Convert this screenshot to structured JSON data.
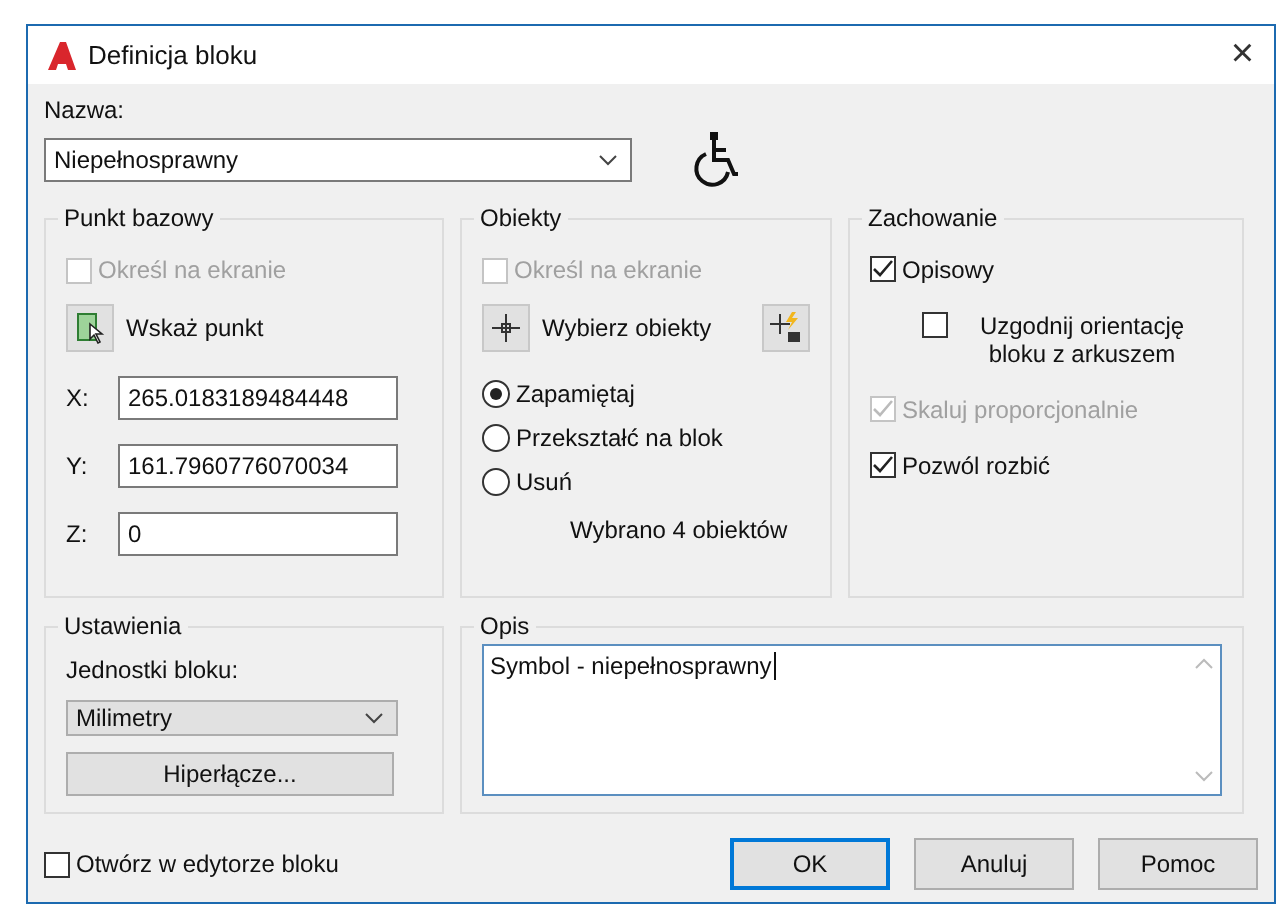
{
  "window": {
    "title": "Definicja bloku",
    "close": "×"
  },
  "name": {
    "label": "Nazwa:",
    "value": "Niepełnosprawny"
  },
  "base_point": {
    "title": "Punkt bazowy",
    "specify_on_screen": {
      "label": "Określ na ekranie",
      "checked": false,
      "disabled": true
    },
    "pick_button": "Wskaż punkt",
    "coords": [
      {
        "label": "X:",
        "value": "265.0183189484448"
      },
      {
        "label": "Y:",
        "value": "161.7960776070034"
      },
      {
        "label": "Z:",
        "value": "0"
      }
    ]
  },
  "objects": {
    "title": "Obiekty",
    "specify_on_screen": {
      "label": "Określ na ekranie",
      "checked": false,
      "disabled": true
    },
    "select_button": "Wybierz obiekty",
    "options": [
      {
        "label": "Zapamiętaj",
        "selected": true
      },
      {
        "label": "Przekształć na blok",
        "selected": false
      },
      {
        "label": "Usuń",
        "selected": false
      }
    ],
    "status": "Wybrano 4 obiektów"
  },
  "behavior": {
    "title": "Zachowanie",
    "options": [
      {
        "label": "Opisowy",
        "checked": true,
        "disabled": false,
        "indented": false
      },
      {
        "label": "Uzgodnij orientację bloku z arkuszem",
        "checked": false,
        "disabled": false,
        "indented": true
      },
      {
        "label": "Skaluj proporcjonalnie",
        "checked": true,
        "disabled": true,
        "indented": false
      },
      {
        "label": "Pozwól rozbić",
        "checked": true,
        "disabled": false,
        "indented": false
      }
    ]
  },
  "settings": {
    "title": "Ustawienia",
    "units_label": "Jednostki bloku:",
    "units_value": "Milimetry",
    "hyperlink_button": "Hiperłącze..."
  },
  "description": {
    "title": "Opis",
    "value": "Symbol - niepełnosprawny"
  },
  "open_in_editor": {
    "label": "Otwórz w edytorze bloku",
    "checked": false
  },
  "buttons": [
    {
      "label": "OK",
      "default": true
    },
    {
      "label": "Anuluj",
      "default": false
    },
    {
      "label": "Pomoc",
      "default": false
    }
  ]
}
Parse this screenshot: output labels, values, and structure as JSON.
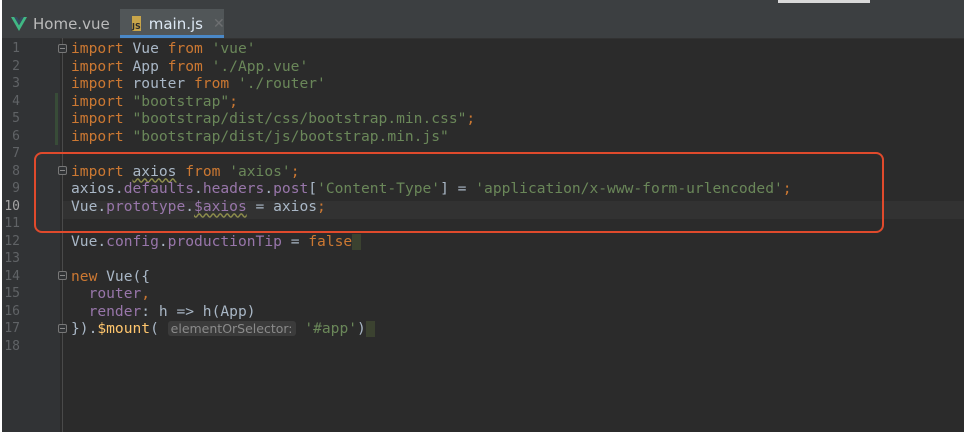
{
  "tabs": [
    {
      "label": "Home.vue",
      "icon": "vue-icon",
      "active": false
    },
    {
      "label": "main.js",
      "icon": "js-file-icon",
      "active": true
    }
  ],
  "gutter": {
    "line_numbers": [
      "1",
      "2",
      "3",
      "4",
      "5",
      "6",
      "7",
      "8",
      "9",
      "10",
      "11",
      "12",
      "13",
      "14",
      "15",
      "16",
      "17",
      "18"
    ],
    "current_line": "10"
  },
  "code": {
    "l1": {
      "kw1": "import",
      "t1": " Vue ",
      "kw2": "from",
      "t2": " ",
      "s1": "'vue'"
    },
    "l2": {
      "kw1": "import",
      "t1": " App ",
      "kw2": "from",
      "t2": " ",
      "s1": "'./App.vue'"
    },
    "l3": {
      "kw1": "import",
      "t1": " router ",
      "kw2": "from",
      "t2": " ",
      "s1": "'./router'"
    },
    "l4": {
      "kw1": "import",
      "t1": " ",
      "s1": "\"bootstrap\"",
      "end": ";"
    },
    "l5": {
      "kw1": "import",
      "t1": " ",
      "s1": "\"bootstrap/dist/css/bootstrap.min.css\"",
      "end": ";"
    },
    "l6": {
      "kw1": "import",
      "t1": " ",
      "s1": "\"bootstrap/dist/js/bootstrap.min.js\""
    },
    "l8": {
      "kw1": "import",
      "t1": " ",
      "id": "axios",
      "t2": " ",
      "kw2": "from",
      "t3": " ",
      "s1": "'axios'",
      "end": ";"
    },
    "l9": {
      "a": "axios.",
      "p1": "defaults",
      "d1": ".",
      "p2": "headers",
      "d2": ".",
      "p3": "post",
      "b1": "[",
      "s1": "'Content-Type'",
      "b2": "] = ",
      "s2": "'application/x-www-form-urlencoded'",
      "end": ";"
    },
    "l10": {
      "a": "Vue.",
      "p1": "prototype",
      "d1": ".",
      "p2": "$axios",
      "t1": " = axios",
      "end": ";"
    },
    "l12": {
      "a": "Vue.",
      "p1": "config",
      "d1": ".",
      "p2": "productionTip",
      "t1": " = ",
      "kw1": "false"
    },
    "l14": {
      "kw1": "new",
      "t1": " Vue({"
    },
    "l15": {
      "t1": "  ",
      "p1": "router",
      "end": ","
    },
    "l16": {
      "t1": "  ",
      "p1": "render",
      "t2": ": h => h(App)"
    },
    "l17": {
      "t1": "}).",
      "fn": "$mount",
      "t2": "( ",
      "hint": "elementOrSelector:",
      "t3": " ",
      "s1": "'#app'",
      "t4": ")"
    }
  },
  "colors": {
    "background": "#2b2b2b",
    "keyword": "#cc7832",
    "string": "#6a8759",
    "property": "#9876aa",
    "function": "#ffc66d",
    "annotation_box": "#e04a2c"
  }
}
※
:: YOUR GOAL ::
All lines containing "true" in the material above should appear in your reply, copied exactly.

:: TASK OUTPUT ::
      "disabled": true
      "disabled": true
        "selected": true
        "checked": true,
        "indented": true
        "checked": true,
        "disabled": true,
        "checked": true,
      "default": true
      "active": true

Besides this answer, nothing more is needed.